Interface dataset entries:
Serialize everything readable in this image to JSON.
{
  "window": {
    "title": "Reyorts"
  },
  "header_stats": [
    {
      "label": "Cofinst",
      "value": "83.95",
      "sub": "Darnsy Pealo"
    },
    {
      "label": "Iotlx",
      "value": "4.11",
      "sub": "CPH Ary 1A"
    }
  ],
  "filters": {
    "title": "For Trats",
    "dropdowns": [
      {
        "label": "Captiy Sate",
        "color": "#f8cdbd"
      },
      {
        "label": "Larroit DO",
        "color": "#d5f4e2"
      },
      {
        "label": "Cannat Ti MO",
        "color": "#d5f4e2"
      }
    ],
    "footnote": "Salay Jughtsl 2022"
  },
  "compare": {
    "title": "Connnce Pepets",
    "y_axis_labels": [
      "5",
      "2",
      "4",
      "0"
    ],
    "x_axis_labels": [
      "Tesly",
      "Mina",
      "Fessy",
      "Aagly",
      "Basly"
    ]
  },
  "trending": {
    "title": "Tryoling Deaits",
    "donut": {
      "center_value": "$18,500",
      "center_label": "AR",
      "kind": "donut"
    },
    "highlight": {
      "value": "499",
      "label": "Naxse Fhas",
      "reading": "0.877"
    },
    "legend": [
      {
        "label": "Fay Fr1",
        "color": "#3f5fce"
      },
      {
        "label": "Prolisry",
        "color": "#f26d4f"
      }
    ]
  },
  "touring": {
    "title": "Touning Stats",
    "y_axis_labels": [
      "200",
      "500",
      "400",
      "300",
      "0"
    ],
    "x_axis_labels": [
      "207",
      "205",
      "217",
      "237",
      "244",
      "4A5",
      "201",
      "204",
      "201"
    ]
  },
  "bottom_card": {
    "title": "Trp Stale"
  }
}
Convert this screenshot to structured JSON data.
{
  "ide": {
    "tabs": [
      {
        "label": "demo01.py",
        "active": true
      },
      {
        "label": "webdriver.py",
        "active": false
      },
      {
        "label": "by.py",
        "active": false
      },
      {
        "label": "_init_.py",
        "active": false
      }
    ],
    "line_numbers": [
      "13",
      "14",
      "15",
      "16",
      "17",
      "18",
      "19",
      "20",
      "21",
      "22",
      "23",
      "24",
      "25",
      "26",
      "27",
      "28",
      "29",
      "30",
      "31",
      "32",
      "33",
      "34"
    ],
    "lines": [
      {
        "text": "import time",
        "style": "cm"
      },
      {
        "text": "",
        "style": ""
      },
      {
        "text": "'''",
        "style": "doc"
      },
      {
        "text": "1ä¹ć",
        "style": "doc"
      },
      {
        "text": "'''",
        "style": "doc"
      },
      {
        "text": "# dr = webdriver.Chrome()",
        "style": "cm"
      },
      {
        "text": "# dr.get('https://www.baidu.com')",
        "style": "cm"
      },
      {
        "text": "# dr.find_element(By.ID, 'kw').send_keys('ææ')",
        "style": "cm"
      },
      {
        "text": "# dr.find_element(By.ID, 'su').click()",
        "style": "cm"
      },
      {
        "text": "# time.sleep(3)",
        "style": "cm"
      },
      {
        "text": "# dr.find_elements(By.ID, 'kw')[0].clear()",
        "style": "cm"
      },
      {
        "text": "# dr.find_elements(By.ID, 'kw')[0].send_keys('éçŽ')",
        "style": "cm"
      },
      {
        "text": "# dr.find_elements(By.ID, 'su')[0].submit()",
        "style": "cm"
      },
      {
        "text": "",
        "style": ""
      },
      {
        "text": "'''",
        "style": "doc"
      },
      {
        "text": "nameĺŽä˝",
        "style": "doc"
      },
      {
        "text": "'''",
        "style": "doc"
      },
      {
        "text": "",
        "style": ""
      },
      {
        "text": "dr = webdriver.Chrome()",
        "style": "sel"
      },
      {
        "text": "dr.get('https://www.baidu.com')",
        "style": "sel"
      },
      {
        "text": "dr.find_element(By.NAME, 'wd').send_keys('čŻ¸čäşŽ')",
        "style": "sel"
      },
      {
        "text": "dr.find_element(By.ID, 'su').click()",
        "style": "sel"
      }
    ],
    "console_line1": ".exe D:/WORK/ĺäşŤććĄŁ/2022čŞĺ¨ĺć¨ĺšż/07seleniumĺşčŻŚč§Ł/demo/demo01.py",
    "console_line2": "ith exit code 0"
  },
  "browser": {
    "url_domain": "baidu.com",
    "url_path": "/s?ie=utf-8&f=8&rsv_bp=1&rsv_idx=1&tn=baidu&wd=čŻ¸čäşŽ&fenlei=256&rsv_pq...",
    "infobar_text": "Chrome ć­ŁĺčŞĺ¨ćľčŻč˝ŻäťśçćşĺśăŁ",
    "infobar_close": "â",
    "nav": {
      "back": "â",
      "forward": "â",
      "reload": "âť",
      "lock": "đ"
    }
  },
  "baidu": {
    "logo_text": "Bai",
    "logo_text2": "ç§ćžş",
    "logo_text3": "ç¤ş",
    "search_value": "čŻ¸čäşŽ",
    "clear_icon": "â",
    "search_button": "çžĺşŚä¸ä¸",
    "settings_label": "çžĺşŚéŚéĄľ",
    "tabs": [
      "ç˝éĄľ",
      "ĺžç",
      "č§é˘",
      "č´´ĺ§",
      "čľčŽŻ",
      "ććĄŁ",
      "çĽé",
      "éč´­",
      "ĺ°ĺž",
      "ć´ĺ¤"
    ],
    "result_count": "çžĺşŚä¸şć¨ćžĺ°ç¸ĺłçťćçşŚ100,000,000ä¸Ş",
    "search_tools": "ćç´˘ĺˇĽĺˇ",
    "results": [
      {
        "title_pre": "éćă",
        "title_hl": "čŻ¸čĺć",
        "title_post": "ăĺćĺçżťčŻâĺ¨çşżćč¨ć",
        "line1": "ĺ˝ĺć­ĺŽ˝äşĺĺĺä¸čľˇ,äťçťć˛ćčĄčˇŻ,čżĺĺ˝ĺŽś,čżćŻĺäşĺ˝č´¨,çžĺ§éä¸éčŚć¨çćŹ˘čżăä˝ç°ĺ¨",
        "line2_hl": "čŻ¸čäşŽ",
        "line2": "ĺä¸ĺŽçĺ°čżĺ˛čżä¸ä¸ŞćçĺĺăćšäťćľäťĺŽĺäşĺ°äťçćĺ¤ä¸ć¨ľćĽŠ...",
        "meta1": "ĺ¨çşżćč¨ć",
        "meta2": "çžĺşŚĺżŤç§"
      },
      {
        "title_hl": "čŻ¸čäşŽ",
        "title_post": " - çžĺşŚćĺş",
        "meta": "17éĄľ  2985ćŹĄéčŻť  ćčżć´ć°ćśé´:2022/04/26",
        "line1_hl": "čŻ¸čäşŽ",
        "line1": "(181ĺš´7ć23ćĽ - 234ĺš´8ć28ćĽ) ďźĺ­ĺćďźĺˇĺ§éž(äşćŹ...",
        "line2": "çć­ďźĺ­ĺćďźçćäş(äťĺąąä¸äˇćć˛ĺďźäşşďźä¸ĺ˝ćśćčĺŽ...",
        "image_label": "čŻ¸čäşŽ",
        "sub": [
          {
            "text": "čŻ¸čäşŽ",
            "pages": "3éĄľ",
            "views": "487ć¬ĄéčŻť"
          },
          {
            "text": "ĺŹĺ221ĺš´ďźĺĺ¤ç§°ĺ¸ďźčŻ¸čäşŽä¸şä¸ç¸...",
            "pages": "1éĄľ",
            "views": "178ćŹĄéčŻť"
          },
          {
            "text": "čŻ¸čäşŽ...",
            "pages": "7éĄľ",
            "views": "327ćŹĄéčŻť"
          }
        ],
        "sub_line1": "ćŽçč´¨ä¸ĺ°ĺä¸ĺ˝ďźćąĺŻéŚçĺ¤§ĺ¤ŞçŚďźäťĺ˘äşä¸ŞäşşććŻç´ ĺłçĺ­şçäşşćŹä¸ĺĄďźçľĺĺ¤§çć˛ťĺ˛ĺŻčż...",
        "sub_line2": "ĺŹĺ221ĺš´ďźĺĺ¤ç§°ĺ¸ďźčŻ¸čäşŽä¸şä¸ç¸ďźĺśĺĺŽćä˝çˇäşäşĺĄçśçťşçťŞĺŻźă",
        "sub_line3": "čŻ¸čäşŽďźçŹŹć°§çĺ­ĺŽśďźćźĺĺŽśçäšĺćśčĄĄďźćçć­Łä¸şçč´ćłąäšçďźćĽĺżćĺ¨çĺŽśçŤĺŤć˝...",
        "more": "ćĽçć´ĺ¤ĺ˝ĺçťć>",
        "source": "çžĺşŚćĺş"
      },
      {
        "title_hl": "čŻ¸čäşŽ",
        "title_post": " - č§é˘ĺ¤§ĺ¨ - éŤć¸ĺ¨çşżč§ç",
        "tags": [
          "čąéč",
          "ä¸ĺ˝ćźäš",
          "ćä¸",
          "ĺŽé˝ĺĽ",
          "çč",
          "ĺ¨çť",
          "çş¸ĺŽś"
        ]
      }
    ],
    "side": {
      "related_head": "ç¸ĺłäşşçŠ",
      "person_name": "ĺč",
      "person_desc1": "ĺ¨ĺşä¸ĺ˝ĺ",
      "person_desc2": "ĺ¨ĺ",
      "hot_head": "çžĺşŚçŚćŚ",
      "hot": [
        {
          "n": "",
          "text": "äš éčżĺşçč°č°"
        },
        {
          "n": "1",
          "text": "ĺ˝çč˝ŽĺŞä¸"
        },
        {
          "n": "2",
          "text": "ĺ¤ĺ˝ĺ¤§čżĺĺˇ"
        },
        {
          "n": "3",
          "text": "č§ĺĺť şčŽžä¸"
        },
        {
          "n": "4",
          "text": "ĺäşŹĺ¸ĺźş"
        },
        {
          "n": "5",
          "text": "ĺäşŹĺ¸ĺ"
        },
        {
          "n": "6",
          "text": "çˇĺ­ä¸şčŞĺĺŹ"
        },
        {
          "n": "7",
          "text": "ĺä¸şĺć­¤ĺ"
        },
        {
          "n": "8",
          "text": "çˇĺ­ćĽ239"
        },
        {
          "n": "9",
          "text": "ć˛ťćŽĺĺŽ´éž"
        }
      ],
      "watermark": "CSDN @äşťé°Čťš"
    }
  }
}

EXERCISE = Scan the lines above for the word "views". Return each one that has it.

RESPONSE FOR THIS EXERCISE =
            "views": "487ć¬ĄéčŻť"
            "views": "178ćŹĄéčŻť"
            "views": "327ćŹĄéčŻť"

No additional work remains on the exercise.